Connecting to MySQL
An instance of the MySqlConnection class is instantiated with a connection string. It tells the code where to find the MySQL server as well as other options. Listing C contains the connection string used to access the sample database.
This connection string accesses a MySQL server named MySQLTestServer using the supplied user id and password. A connection is made to the techrepublic database. With the connection string established, the MySqlConnection object's Open method may be called to open the connection. With the connection open, commands may be sent to work with MySQL. The example in Listing D displays all data from the Person table in an ASP.NET DataGrid.
Issues with MySQL
While MySQL is an excellent database platform, many organizations and developers shy away from it. One major issue is the perceived lack of support. Many companies are comforted by the support agreements available when utilizing other database platforms like SQL Server or DB2, but the MySQL community is enormous. Help is often just a few keystrokes away on the Internet (via a Google search). Also, MySQL AB offers support contracts as well as commercial versions of the MySQL platform.
Scalability is another concern, but MySQL has proved itself in some of the most volatile environments, including Google.
Another issue developers often cite for dismissing MySQL is its lack of support for stored procedures. A stored procedure is a set of SQL statements that are stored under a procedure name so that the statements can be executed as a group by the database server. This is an issue that always bothered me, but stored procedure support is being added to the platform with the next version (5.x).
Putting it all together
The next example demonstrates all aspects of interacting with MySQL. An ASP.NET DataGrid control is populated with data from the people table. The user is allowed to edit or delete the data as well as add new persons to the table. New data is added via TextBox controls located below the DataGrid with a button performing the actual insert of data into the table.
The GetData method handles the loading of data into the DataGrid. It resembles the code previously used with a couple of additions. Two ASP.NET session variables are used to track the column used to sort the data (the id field is used by default) and another variable holds the sort order. These values are altered when a user selects a column header to sort data based upon a column.
Additional methods are used to handle updating data as well as deleting, sorting, and adding rows. Here is a rundown of these methods:
- btnAddRow_Click: Triggered when the user selects the 'Add Person' button. The data from the TextBoxes is used to add a row to the underlying people table.
- dgResults_Cancel: Triggered when a user selects the Cancel link within an individual DataGrid row while in edit mode. This negates the current action and reloads the data.
- dgResults_Delete: The currently selected row is deleted from the person table. It is triggered when the user selects the Delete link within a row.

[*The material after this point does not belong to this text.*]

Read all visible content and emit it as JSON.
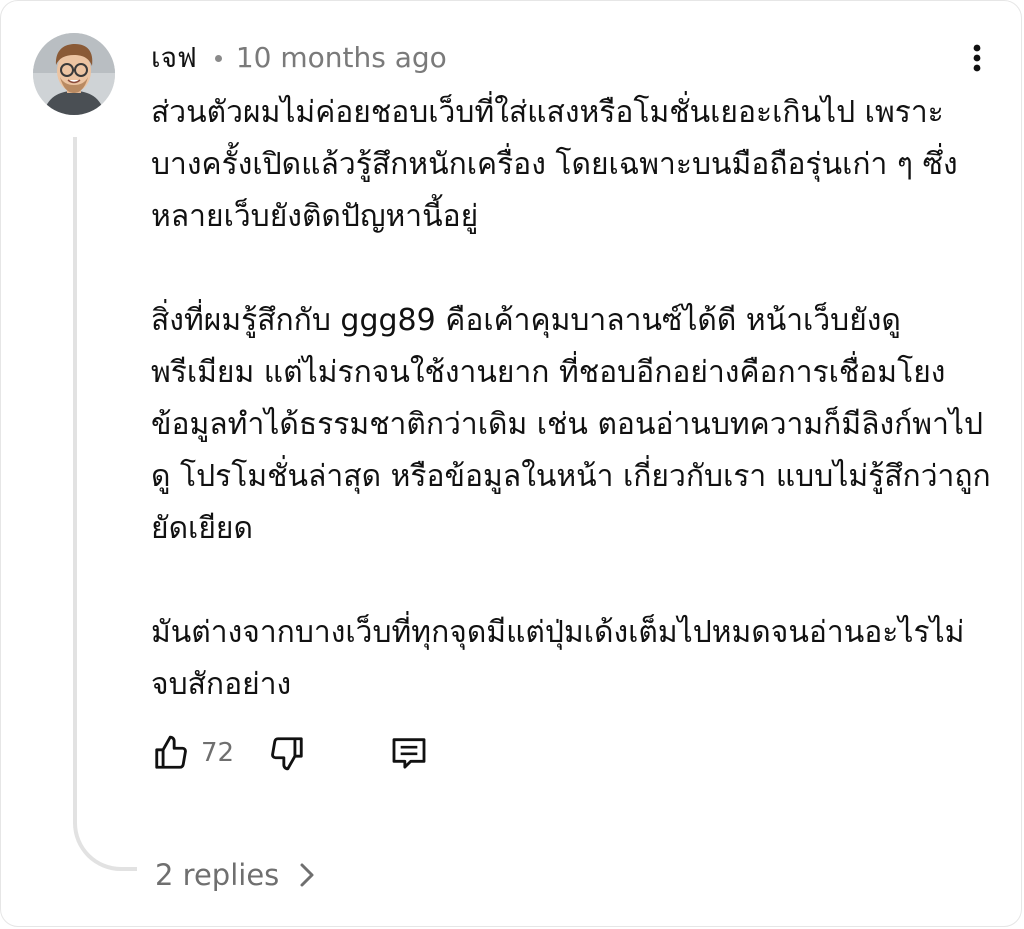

- dgResults_Sort: Triggered when a user selects a column header to sort the data based upon that column. The session variables are set accordingly.
- dgResults_Update: The selected row's contents are permanently saved to the database. It is triggered when the user selects the Update button while in edit mode.

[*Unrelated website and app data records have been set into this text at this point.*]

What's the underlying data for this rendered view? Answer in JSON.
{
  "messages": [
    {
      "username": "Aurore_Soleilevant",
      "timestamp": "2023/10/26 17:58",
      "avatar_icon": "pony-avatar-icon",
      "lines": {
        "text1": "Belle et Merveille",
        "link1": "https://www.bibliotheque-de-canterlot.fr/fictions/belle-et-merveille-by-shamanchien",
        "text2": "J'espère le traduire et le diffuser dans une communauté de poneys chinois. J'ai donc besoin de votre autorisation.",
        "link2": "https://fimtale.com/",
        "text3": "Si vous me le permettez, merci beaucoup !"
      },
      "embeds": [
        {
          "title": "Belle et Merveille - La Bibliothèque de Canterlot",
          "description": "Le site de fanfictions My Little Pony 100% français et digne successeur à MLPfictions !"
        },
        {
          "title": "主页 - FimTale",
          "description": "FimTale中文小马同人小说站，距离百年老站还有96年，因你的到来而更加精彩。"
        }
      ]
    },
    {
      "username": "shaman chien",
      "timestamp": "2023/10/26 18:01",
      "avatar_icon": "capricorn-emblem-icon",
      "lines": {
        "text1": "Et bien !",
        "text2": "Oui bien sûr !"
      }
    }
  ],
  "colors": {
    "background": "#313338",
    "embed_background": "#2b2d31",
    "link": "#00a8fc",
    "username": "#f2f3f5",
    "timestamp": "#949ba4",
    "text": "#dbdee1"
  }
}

Listing E contains the complete ASP.NET source.
A great platform with an attractive price
The widespread adoption of MySQL and its overwhelming support within the open source community make it an attractive option. The availability of a .NET connector for MySQL data sources extends its power to a whole new group of developers, including open source developers active within the Mono project. You can use the .NET Framework to work with all aspects of your MySQL data.
Tony Patton has worn many hats over his 15+ years in the IT industry while witnessing many technologies come and go. He currently focuses on .NET and Web Development while trying to grasp the many facets of supporting such technologies in a production environment on a daily basis.